  • #2
    Effects of compilation flags / AVX instruction-set?

    For, e.g., the Rodina CFD benchmark, it would be interesting to see the difference between the generic "vanilla -O3" optimized executables and SandyBridge/IvyBridge "O3 AVX" optimized executables for both the 4960X and the (ought-to-be-comparable) c3.2xlarge. I suspect that "O3 AVX" optimized executables for 960X will really blow c3.2xlarge out of the water.

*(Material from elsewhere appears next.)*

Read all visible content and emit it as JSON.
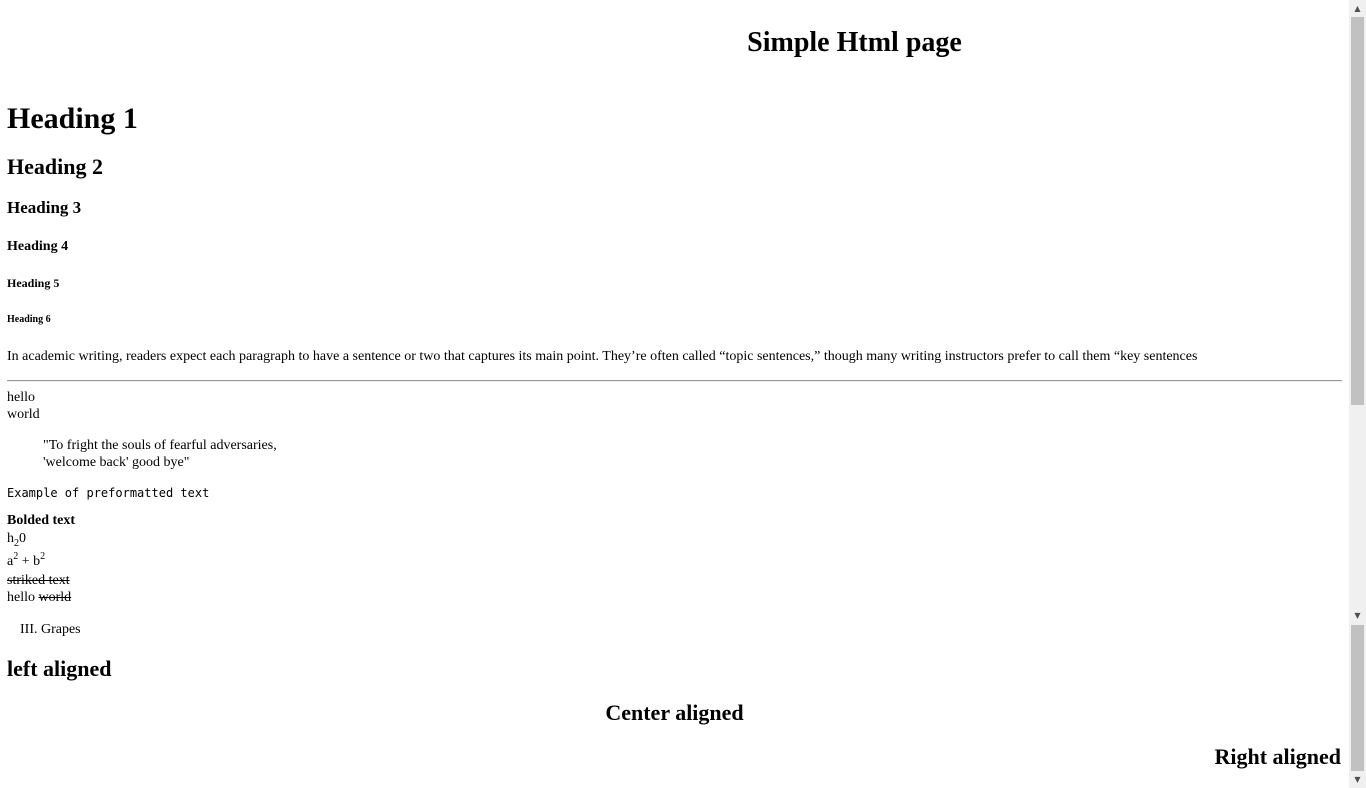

    I've done SandyBridge benchmarks for the WRF weather-forecast model and found that "on the bare metal": the "O3 AVX" optimized executables are about 40% faster than the "vanilla -O3" ones (which says something about the sloppy design of WRF ;-( ). However, on the SB based (also AVX) CC2-8xlarge AWS nodes, the two types of executables run within 0.2% of each other (yes, within one part in 500) -- which seems to indicate that the Amazon-cloud VM memory overhead overwhelms the computational advantages of the AVX instructions for my codes.

    For comparison, one expects a 70% performance improvement for AVX for well-structured CFD codes on the bare metal...


    • #3
      Interesting to note:

      The spot prices for some of these instances can be rather important to note as well... I use them a fair bit when doing 3D rendering for non time critical tasks.

      For instance, the C3.8xlarge costs $0.53/hour at the current spot price, and I can 'bid' to use it and specify a max cost of $0.8 per hour. If someone else wants it and bid higher, then they will get it, mine will be closed (don't pay for the hour it gets shut down in )

      To note how variable the price is, the C3.2xlarge is currently costing $10/hour spot price (meaning someone is paying that) while it normally costs $0.6 per hour.